** Opening EXCERPTED RECORDS block **
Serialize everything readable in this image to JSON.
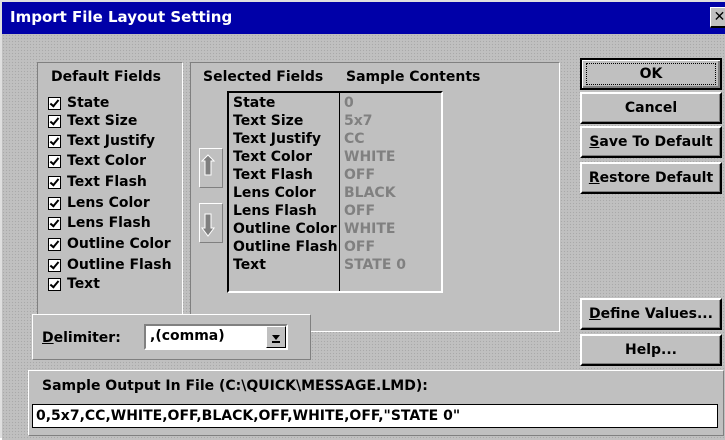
{
  "window": {
    "title": "Import File Layout Setting",
    "close_glyph": "✕"
  },
  "default_fields": {
    "header": "Default Fields",
    "items": [
      {
        "label": "State",
        "checked": true
      },
      {
        "label": "Text Size",
        "checked": true
      },
      {
        "label": "Text Justify",
        "checked": true
      },
      {
        "label": "Text Color",
        "checked": true
      },
      {
        "label": "Text Flash",
        "checked": true
      },
      {
        "label": "Lens Color",
        "checked": true
      },
      {
        "label": "Lens Flash",
        "checked": true
      },
      {
        "label": "Outline Color",
        "checked": true
      },
      {
        "label": "Outline Flash",
        "checked": true
      },
      {
        "label": "Text",
        "checked": true
      }
    ]
  },
  "selected_fields": {
    "header_fields": "Selected Fields",
    "header_samples": "Sample Contents",
    "rows": [
      {
        "field": "State",
        "sample": "0"
      },
      {
        "field": "Text Size",
        "sample": "5x7"
      },
      {
        "field": "Text Justify",
        "sample": "CC"
      },
      {
        "field": "Text Color",
        "sample": "WHITE"
      },
      {
        "field": "Text Flash",
        "sample": "OFF"
      },
      {
        "field": "Lens Color",
        "sample": "BLACK"
      },
      {
        "field": "Lens Flash",
        "sample": "OFF"
      },
      {
        "field": "Outline Color",
        "sample": "WHITE"
      },
      {
        "field": "Outline Flash",
        "sample": "OFF"
      },
      {
        "field": "Text",
        "sample": "STATE 0"
      }
    ]
  },
  "buttons": {
    "ok": "OK",
    "cancel": "Cancel",
    "save_to_default": "Save To Default",
    "restore_default": "Restore Default",
    "define_values": "Define Values...",
    "help": "Help..."
  },
  "delimiter": {
    "label": "Delimiter:",
    "value": ",(comma)"
  },
  "sample_output": {
    "label": "Sample Output In File (C:\\QUICK\\MESSAGE.LMD):",
    "value": "0,5x7,CC,WHITE,OFF,BLACK,OFF,WHITE,OFF,\"STATE 0\""
  },
  "colors": {
    "titlebar": "#0000a8",
    "face": "#c0c0c0",
    "disabled_text": "#808080"
  }
}
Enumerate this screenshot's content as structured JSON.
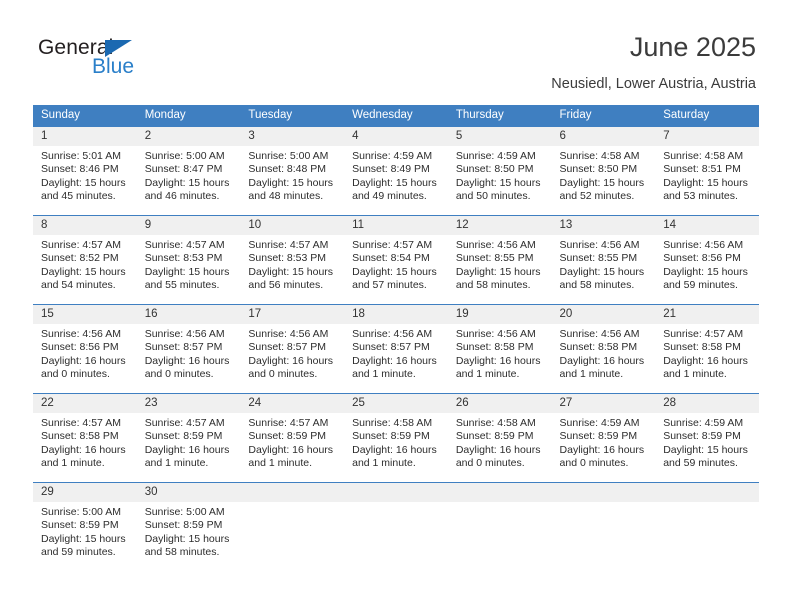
{
  "brand": {
    "word_one": "General",
    "word_two": "Blue",
    "triangle_icon": "triangle-icon",
    "accent_color": "#2a7fc9"
  },
  "header": {
    "title": "June 2025",
    "location": "Neusiedl, Lower Austria, Austria"
  },
  "calendar": {
    "header_background": "#3f7fc1",
    "daynum_background": "#f0f0f0",
    "weekdays": [
      "Sunday",
      "Monday",
      "Tuesday",
      "Wednesday",
      "Thursday",
      "Friday",
      "Saturday"
    ],
    "weeks": [
      [
        {
          "day": "1",
          "lines": "Sunrise: 5:01 AM\nSunset: 8:46 PM\nDaylight: 15 hours\nand 45 minutes."
        },
        {
          "day": "2",
          "lines": "Sunrise: 5:00 AM\nSunset: 8:47 PM\nDaylight: 15 hours\nand 46 minutes."
        },
        {
          "day": "3",
          "lines": "Sunrise: 5:00 AM\nSunset: 8:48 PM\nDaylight: 15 hours\nand 48 minutes."
        },
        {
          "day": "4",
          "lines": "Sunrise: 4:59 AM\nSunset: 8:49 PM\nDaylight: 15 hours\nand 49 minutes."
        },
        {
          "day": "5",
          "lines": "Sunrise: 4:59 AM\nSunset: 8:50 PM\nDaylight: 15 hours\nand 50 minutes."
        },
        {
          "day": "6",
          "lines": "Sunrise: 4:58 AM\nSunset: 8:50 PM\nDaylight: 15 hours\nand 52 minutes."
        },
        {
          "day": "7",
          "lines": "Sunrise: 4:58 AM\nSunset: 8:51 PM\nDaylight: 15 hours\nand 53 minutes."
        }
      ],
      [
        {
          "day": "8",
          "lines": "Sunrise: 4:57 AM\nSunset: 8:52 PM\nDaylight: 15 hours\nand 54 minutes."
        },
        {
          "day": "9",
          "lines": "Sunrise: 4:57 AM\nSunset: 8:53 PM\nDaylight: 15 hours\nand 55 minutes."
        },
        {
          "day": "10",
          "lines": "Sunrise: 4:57 AM\nSunset: 8:53 PM\nDaylight: 15 hours\nand 56 minutes."
        },
        {
          "day": "11",
          "lines": "Sunrise: 4:57 AM\nSunset: 8:54 PM\nDaylight: 15 hours\nand 57 minutes."
        },
        {
          "day": "12",
          "lines": "Sunrise: 4:56 AM\nSunset: 8:55 PM\nDaylight: 15 hours\nand 58 minutes."
        },
        {
          "day": "13",
          "lines": "Sunrise: 4:56 AM\nSunset: 8:55 PM\nDaylight: 15 hours\nand 58 minutes."
        },
        {
          "day": "14",
          "lines": "Sunrise: 4:56 AM\nSunset: 8:56 PM\nDaylight: 15 hours\nand 59 minutes."
        }
      ],
      [
        {
          "day": "15",
          "lines": "Sunrise: 4:56 AM\nSunset: 8:56 PM\nDaylight: 16 hours\nand 0 minutes."
        },
        {
          "day": "16",
          "lines": "Sunrise: 4:56 AM\nSunset: 8:57 PM\nDaylight: 16 hours\nand 0 minutes."
        },
        {
          "day": "17",
          "lines": "Sunrise: 4:56 AM\nSunset: 8:57 PM\nDaylight: 16 hours\nand 0 minutes."
        },
        {
          "day": "18",
          "lines": "Sunrise: 4:56 AM\nSunset: 8:57 PM\nDaylight: 16 hours\nand 1 minute."
        },
        {
          "day": "19",
          "lines": "Sunrise: 4:56 AM\nSunset: 8:58 PM\nDaylight: 16 hours\nand 1 minute."
        },
        {
          "day": "20",
          "lines": "Sunrise: 4:56 AM\nSunset: 8:58 PM\nDaylight: 16 hours\nand 1 minute."
        },
        {
          "day": "21",
          "lines": "Sunrise: 4:57 AM\nSunset: 8:58 PM\nDaylight: 16 hours\nand 1 minute."
        }
      ],
      [
        {
          "day": "22",
          "lines": "Sunrise: 4:57 AM\nSunset: 8:58 PM\nDaylight: 16 hours\nand 1 minute."
        },
        {
          "day": "23",
          "lines": "Sunrise: 4:57 AM\nSunset: 8:59 PM\nDaylight: 16 hours\nand 1 minute."
        },
        {
          "day": "24",
          "lines": "Sunrise: 4:57 AM\nSunset: 8:59 PM\nDaylight: 16 hours\nand 1 minute."
        },
        {
          "day": "25",
          "lines": "Sunrise: 4:58 AM\nSunset: 8:59 PM\nDaylight: 16 hours\nand 1 minute."
        },
        {
          "day": "26",
          "lines": "Sunrise: 4:58 AM\nSunset: 8:59 PM\nDaylight: 16 hours\nand 0 minutes."
        },
        {
          "day": "27",
          "lines": "Sunrise: 4:59 AM\nSunset: 8:59 PM\nDaylight: 16 hours\nand 0 minutes."
        },
        {
          "day": "28",
          "lines": "Sunrise: 4:59 AM\nSunset: 8:59 PM\nDaylight: 15 hours\nand 59 minutes."
        }
      ],
      [
        {
          "day": "29",
          "lines": "Sunrise: 5:00 AM\nSunset: 8:59 PM\nDaylight: 15 hours\nand 59 minutes."
        },
        {
          "day": "30",
          "lines": "Sunrise: 5:00 AM\nSunset: 8:59 PM\nDaylight: 15 hours\nand 58 minutes."
        },
        {
          "day": "",
          "lines": ""
        },
        {
          "day": "",
          "lines": ""
        },
        {
          "day": "",
          "lines": ""
        },
        {
          "day": "",
          "lines": ""
        },
        {
          "day": "",
          "lines": ""
        }
      ]
    ]
  }
}
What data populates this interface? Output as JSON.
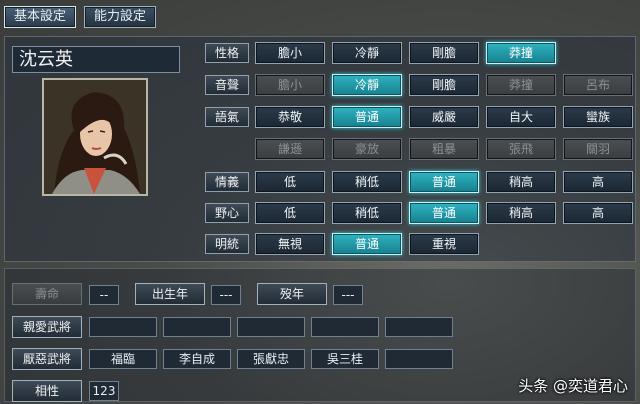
{
  "tabs": [
    {
      "label": "基本設定",
      "active": true
    },
    {
      "label": "能力設定",
      "active": false
    }
  ],
  "character": {
    "name": "沈云英"
  },
  "rows": {
    "personality": {
      "label": "性格",
      "options": [
        {
          "label": "膽小",
          "state": "normal"
        },
        {
          "label": "冷靜",
          "state": "normal"
        },
        {
          "label": "剛膽",
          "state": "normal"
        },
        {
          "label": "莽撞",
          "state": "selected"
        }
      ]
    },
    "voice": {
      "label": "音聲",
      "options": [
        {
          "label": "膽小",
          "state": "disabled"
        },
        {
          "label": "冷靜",
          "state": "selected"
        },
        {
          "label": "剛膽",
          "state": "normal"
        },
        {
          "label": "莽撞",
          "state": "disabled"
        },
        {
          "label": "呂布",
          "state": "disabled"
        }
      ]
    },
    "tone": {
      "label": "語氣",
      "options": [
        {
          "label": "恭敬",
          "state": "normal"
        },
        {
          "label": "普通",
          "state": "selected"
        },
        {
          "label": "威嚴",
          "state": "normal"
        },
        {
          "label": "自大",
          "state": "normal"
        },
        {
          "label": "蠻族",
          "state": "normal"
        }
      ]
    },
    "tone_extra": {
      "options": [
        {
          "label": "謙遜",
          "state": "disabled"
        },
        {
          "label": "豪放",
          "state": "disabled"
        },
        {
          "label": "粗暴",
          "state": "disabled"
        },
        {
          "label": "張飛",
          "state": "disabled"
        },
        {
          "label": "關羽",
          "state": "disabled"
        }
      ]
    },
    "loyalty": {
      "label": "情義",
      "options": [
        {
          "label": "低",
          "state": "normal"
        },
        {
          "label": "稍低",
          "state": "normal"
        },
        {
          "label": "普通",
          "state": "selected"
        },
        {
          "label": "稍高",
          "state": "normal"
        },
        {
          "label": "高",
          "state": "normal"
        }
      ]
    },
    "ambition": {
      "label": "野心",
      "options": [
        {
          "label": "低",
          "state": "normal"
        },
        {
          "label": "稍低",
          "state": "normal"
        },
        {
          "label": "普通",
          "state": "selected"
        },
        {
          "label": "稍高",
          "state": "normal"
        },
        {
          "label": "高",
          "state": "normal"
        }
      ]
    },
    "dynasty": {
      "label": "明統",
      "options": [
        {
          "label": "無視",
          "state": "normal"
        },
        {
          "label": "普通",
          "state": "selected"
        },
        {
          "label": "重視",
          "state": "normal"
        }
      ]
    }
  },
  "lifespan": {
    "label": "壽命",
    "value": "--"
  },
  "birth": {
    "label": "出生年",
    "value": "---"
  },
  "death": {
    "label": "歿年",
    "value": "---"
  },
  "friends": {
    "label": "親愛武將",
    "values": [
      "",
      "",
      "",
      "",
      ""
    ]
  },
  "enemies": {
    "label": "厭惡武將",
    "values": [
      "福臨",
      "李自成",
      "張獻忠",
      "吳三桂",
      ""
    ]
  },
  "affinity": {
    "label": "相性",
    "value": "123"
  },
  "watermark": "头条 @奕道君心",
  "colors": {
    "selected": "#2fb3c2",
    "panel": "#26303a"
  }
}
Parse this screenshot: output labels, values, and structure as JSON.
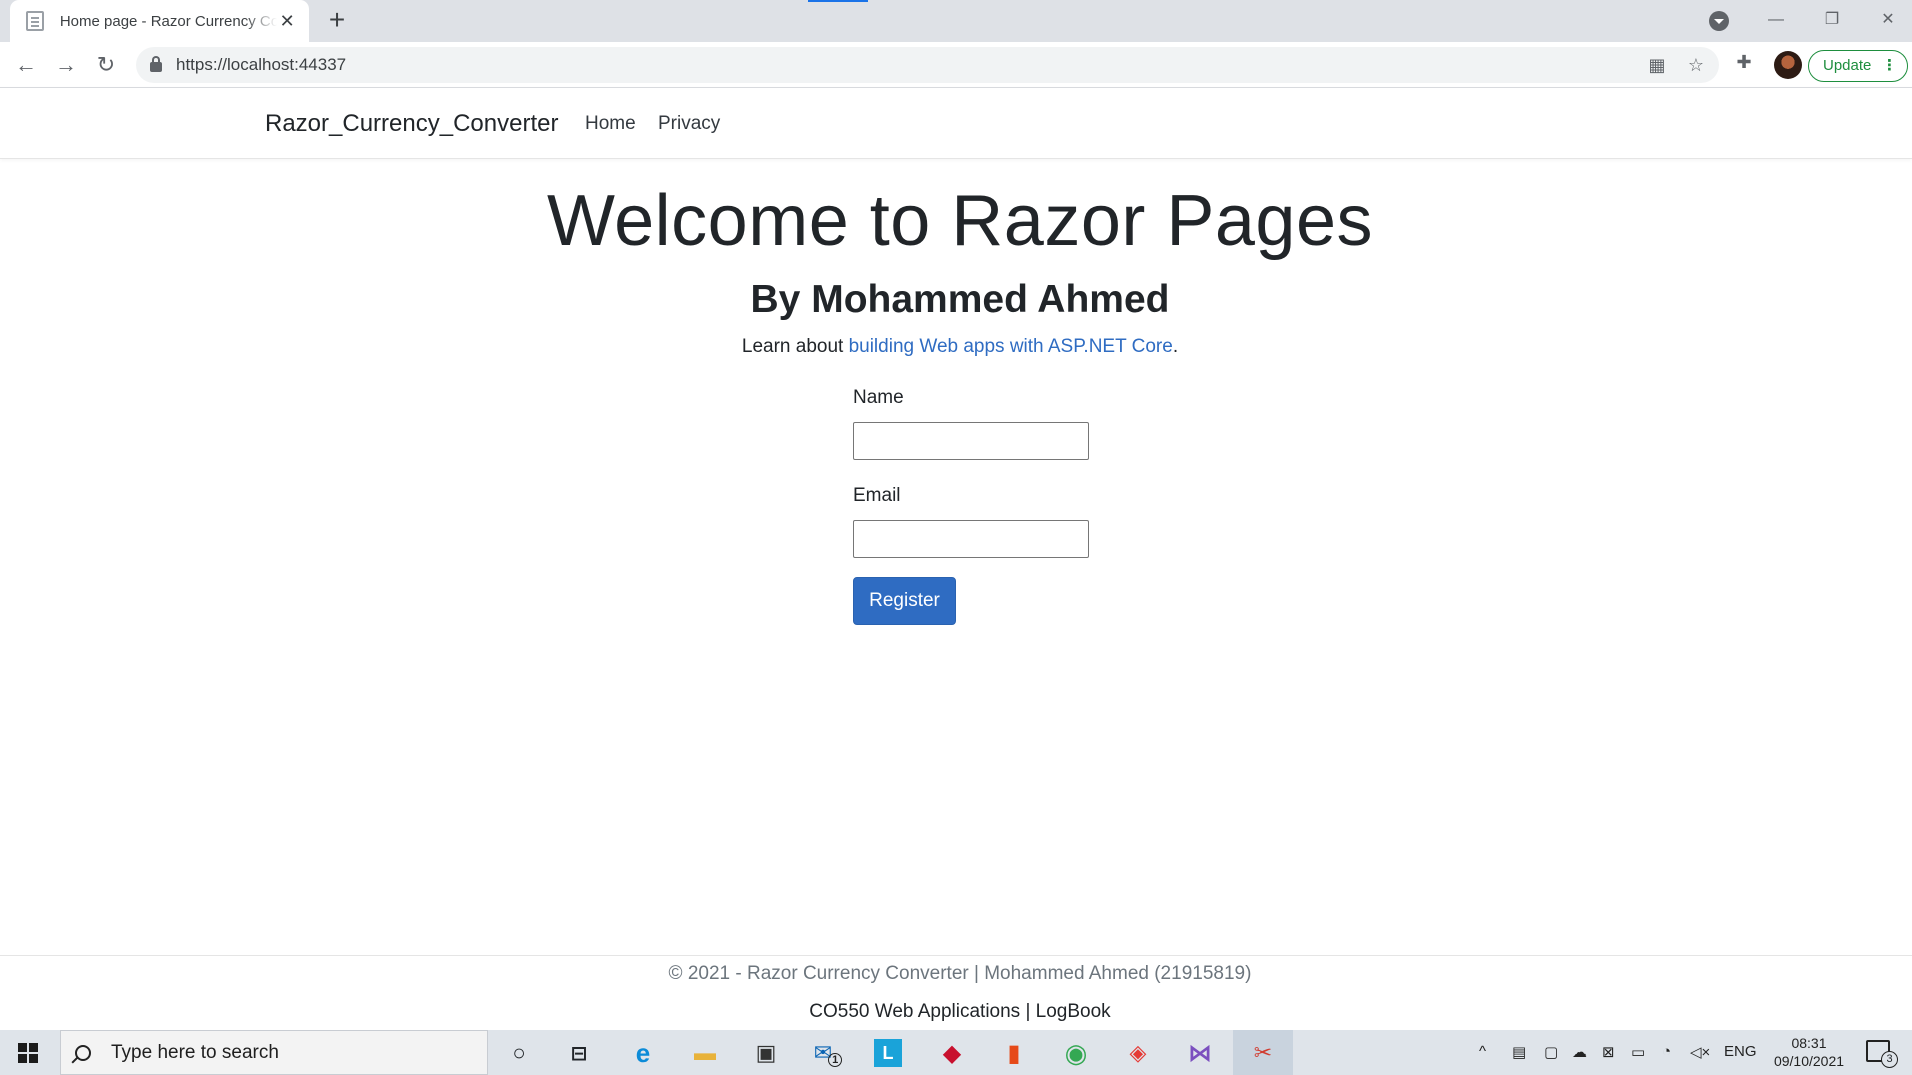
{
  "browser": {
    "tab_title": "Home page - Razor Currency Converter",
    "tab_close": "✕",
    "new_tab": "+",
    "url": "https://localhost:44337",
    "update_label": "Update",
    "minimize": "—",
    "restore": "❐",
    "close": "✕"
  },
  "site": {
    "brand": "Razor_Currency_Converter",
    "nav": [
      {
        "label": "Home"
      },
      {
        "label": "Privacy"
      }
    ],
    "heading": "Welcome to Razor Pages",
    "subheading": "By Mohammed Ahmed",
    "learn_prefix": "Learn about ",
    "learn_link": "building Web apps with ASP.NET Core",
    "learn_suffix": ".",
    "form": {
      "name_label": "Name",
      "name_value": "",
      "email_label": "Email",
      "email_value": "",
      "submit_label": "Register"
    },
    "footer": {
      "line1": "© 2021 - Razor Currency Converter | Mohammed Ahmed (21915819)",
      "line2": "CO550 Web Applications | LogBook"
    }
  },
  "taskbar": {
    "search_placeholder": "Type here to search",
    "mail_badge": "1",
    "language": "ENG",
    "time": "08:31",
    "date": "09/10/2021",
    "notifications": "3"
  },
  "colors": {
    "link": "#2f6cc2",
    "primary_button": "#2f6cc2",
    "update_green": "#1e8e3e"
  }
}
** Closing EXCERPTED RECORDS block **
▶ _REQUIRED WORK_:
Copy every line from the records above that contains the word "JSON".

▶ _COMPLETED TASK_:
Serialize everything readable in this image to JSON.
Enumerate this screenshot's content as structured JSON.
What data populates this interface? Output as JSON.
Parse this screenshot: output labels, values, and structure as JSON.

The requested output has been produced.